Q: I want President Morsi to know that millions of Americans were supportive of Egypt’s desire for some form of democracy. Perhaps we were not clear about what that means. My question is: Does Egyptian democracy include Shariah law? I ask this question because Shariah law is about religion and morality. How can that be a democracy? He also states that Egyptian democracy will be for all people. If it is an Islamic state and is under Shariah law, how is that possible? — Madeline | Florida
A:Thank you for articulating a frequent question. I think the honest answer is that there is a robust debate going on right now in Egypt and across the Arab world over how to apply the teachings of Islam in a democratic context, in the Arab Spring.
It is worth noting that Egypt’s Constitution, like many in the region, has long contained an article stating that its civil laws derive from the principles of Islamic law. So that is old news here.
There are some ultraconservatives — under the umbrella term Salafis — who say they want to change that to make the law conform more directly with literal, even medieval Islamic law, although the details are hazy. But Mr. Morsi and the Muslim Brotherhood prefer to keep it as it is. When I have asked Brotherhood leaders about how to apply Islamic law, they say that they believe the first principle is “shura,” or consultation, which they interpret to mean representative government or the consent of the governed.
They say that the question of how to apply Islamic law should be up to the citizens, through their elected officials. Democracy, essentially.There is either democracy--equality before the law, rule of law, human rights under the law (which is man-made, and does not emanate from a remote sky god), etc.--or there is no democracy. There is no such thing as "democracy, essentially." "Democracy, essentially" is not democracy as we in the West understand and practise it. "Democracy, essentially" is sharia, plain and simple.

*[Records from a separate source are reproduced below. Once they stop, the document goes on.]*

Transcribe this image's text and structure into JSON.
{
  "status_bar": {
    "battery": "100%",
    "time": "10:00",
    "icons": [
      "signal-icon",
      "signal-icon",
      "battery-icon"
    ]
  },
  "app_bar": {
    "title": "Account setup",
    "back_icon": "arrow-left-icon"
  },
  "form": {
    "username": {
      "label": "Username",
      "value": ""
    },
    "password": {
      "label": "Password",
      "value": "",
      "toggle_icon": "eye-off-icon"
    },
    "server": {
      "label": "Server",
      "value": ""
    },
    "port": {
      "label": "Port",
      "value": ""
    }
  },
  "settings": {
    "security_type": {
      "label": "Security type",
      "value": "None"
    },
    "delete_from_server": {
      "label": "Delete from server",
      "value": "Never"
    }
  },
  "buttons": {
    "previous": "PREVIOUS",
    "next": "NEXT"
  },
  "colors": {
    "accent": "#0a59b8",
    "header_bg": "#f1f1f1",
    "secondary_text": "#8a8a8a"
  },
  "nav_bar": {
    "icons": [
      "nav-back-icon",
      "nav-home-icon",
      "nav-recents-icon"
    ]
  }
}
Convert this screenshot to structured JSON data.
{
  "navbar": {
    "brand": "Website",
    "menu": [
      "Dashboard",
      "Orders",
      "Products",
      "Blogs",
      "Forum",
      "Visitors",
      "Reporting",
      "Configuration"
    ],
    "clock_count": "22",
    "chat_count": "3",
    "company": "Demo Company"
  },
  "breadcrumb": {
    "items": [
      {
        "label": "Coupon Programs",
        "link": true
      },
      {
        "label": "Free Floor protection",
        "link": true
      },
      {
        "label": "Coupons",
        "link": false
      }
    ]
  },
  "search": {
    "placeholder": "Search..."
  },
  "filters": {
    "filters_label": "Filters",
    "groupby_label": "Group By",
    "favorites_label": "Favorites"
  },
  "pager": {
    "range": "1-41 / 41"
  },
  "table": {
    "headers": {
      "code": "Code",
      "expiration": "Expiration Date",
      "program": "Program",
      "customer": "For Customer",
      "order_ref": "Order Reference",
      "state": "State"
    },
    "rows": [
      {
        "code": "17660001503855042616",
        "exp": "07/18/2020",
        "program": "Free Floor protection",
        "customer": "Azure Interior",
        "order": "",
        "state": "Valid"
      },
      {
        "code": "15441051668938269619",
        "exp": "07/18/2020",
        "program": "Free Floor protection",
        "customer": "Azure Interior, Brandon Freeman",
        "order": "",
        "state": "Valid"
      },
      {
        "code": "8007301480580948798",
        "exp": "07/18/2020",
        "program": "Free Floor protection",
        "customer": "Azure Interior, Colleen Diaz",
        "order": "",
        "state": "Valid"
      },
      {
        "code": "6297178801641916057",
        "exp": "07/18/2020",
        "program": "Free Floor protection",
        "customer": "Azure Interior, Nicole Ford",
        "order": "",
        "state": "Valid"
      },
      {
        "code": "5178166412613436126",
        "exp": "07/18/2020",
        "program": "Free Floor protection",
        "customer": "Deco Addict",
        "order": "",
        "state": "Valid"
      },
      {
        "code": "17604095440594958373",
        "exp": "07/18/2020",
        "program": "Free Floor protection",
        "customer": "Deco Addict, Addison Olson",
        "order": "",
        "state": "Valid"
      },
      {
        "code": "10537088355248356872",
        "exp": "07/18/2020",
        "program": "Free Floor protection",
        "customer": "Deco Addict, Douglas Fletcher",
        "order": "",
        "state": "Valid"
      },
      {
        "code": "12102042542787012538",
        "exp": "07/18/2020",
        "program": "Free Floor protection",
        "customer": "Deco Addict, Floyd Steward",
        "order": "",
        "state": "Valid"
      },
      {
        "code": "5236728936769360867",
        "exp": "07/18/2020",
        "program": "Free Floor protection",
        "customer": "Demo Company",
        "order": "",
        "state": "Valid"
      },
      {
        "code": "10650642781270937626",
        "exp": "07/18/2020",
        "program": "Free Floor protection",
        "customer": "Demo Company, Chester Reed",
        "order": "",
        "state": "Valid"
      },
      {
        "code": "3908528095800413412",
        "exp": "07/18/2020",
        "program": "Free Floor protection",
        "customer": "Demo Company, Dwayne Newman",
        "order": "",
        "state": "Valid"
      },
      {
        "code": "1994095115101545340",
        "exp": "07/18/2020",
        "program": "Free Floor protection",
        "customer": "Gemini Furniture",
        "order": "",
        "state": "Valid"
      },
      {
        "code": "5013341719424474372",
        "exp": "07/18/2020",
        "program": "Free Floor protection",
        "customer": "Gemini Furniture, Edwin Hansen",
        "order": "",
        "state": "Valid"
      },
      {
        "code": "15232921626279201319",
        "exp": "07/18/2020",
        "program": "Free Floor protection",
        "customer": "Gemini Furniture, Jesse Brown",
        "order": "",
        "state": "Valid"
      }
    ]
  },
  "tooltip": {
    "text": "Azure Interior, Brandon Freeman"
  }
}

But the same Brotherhood leaders also sometimes say that they believe the people who craft Egypt’s public policy should have expertise in a practical field — economics, or transportation, for example — but also in Islamic law. And Mr. Morsi says he will be a president for all Egyptians while also apparently sticking to the view that under Islamic law the president of the state should be a Muslim.